• To convert 35 mm guide number from 35 mm to 28 mm (assuming a perfect light distribution), you would calculate $$\\left({28\over 35}\right)^2\times 24\,\text{m} = 15.4\,\text{m}\$$
• A very small Canon flash EL-100 has an ISO 100 guide number at 24 mm of 21 m (advertised; measured would probably be $$\{19\over 27}\times 21\,\text{m} = 14.8\,\text{m}\$$)
• To convert 24mm guide number from 24 mm to 28 mm (assuming a perfect light distribution), you would calculate $$\\left({28\over 24}\right)^2\times 14.8\,\text{m} = 20.1\,\text{m}\$$
• A typical DSLR built-in flash has an ISO 100 guide number of 12 m; not sure if this is measured or advertised, but if it's advertised the measured probably would be $$\{19\over 27}\times 12\,\text{m} = 8.4\,\text{m}\$$ as advertised guide numbers are typically much larger than measured guide numbers.

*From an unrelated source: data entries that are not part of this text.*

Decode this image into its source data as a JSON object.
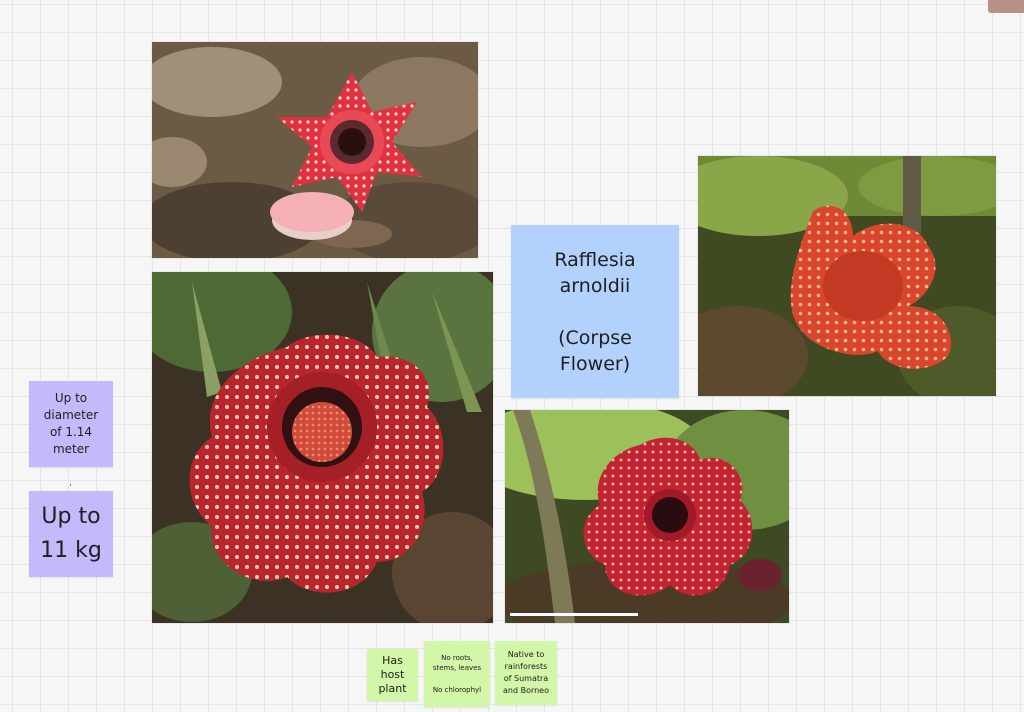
{
  "board": {
    "title_note": "Rafflesia\narnoldii\n\n(Corpse\nFlower)",
    "diameter_note": "Up to\ndiameter\nof 1.14\nmeter",
    "weight_note": "Up to\n11 kg",
    "host_note": "Has\nhost\nplant",
    "roots_note_line1": "No roots,\nstems, leaves",
    "roots_note_line2": "No chlorophyl",
    "native_note": "Native to\nrainforests\nof Sumatra\nand Borneo"
  },
  "photos": [
    {
      "name": "small red rafflesia bud photo"
    },
    {
      "name": "large rafflesia top view photo"
    },
    {
      "name": "rafflesia in forest photo"
    },
    {
      "name": "rafflesia with measuring scale photo"
    }
  ],
  "colors": {
    "blue_sticky": "#b3d1fd",
    "purple_sticky": "#c6b9fb",
    "green_sticky": "#d2f7a8",
    "flower_red": "#c9302c"
  }
}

Compared to these, the smartphone guide number of 1.3471 m is very poor and also to achieve that 1.3471 m, you need 1/10 second exposure time which means a shaken picture unless the smartphone is equipped with an image stabilizer, and also may mean you get motion blur unless the subject is perfectly still. So the smartphone flash is only useful at very near ranges in a very dark environment such as levels of light during streetlight periods, or in a very dark room. Also in macro photography in general home light levels the LED of a smartphone may be helpful.

• Since this is an explanatory detailed answer, I would elaborate why the phone flash is "also affected by the exposure time". (My understanding is that because a normal flash pulse is shorter than any (allowed) exposure time, while the phone's flash lights the scene during the whole exposure).
– Zeus
Commented May 9, 2022 at 0:38
• Well I did mention it already in the question: turn LED on, begin exposure, end exposure, turn LED off. Commented May 9, 2022 at 17:11

For a continuous light, "guide number" is variable based on the duration of the shutter. The longer the shutter stays open while a continuous light is turned on, the brighter the image will be. Thus, there is no effective way to rate a continuous light with a static "guide number" unless the shutter duration is specified and invariable.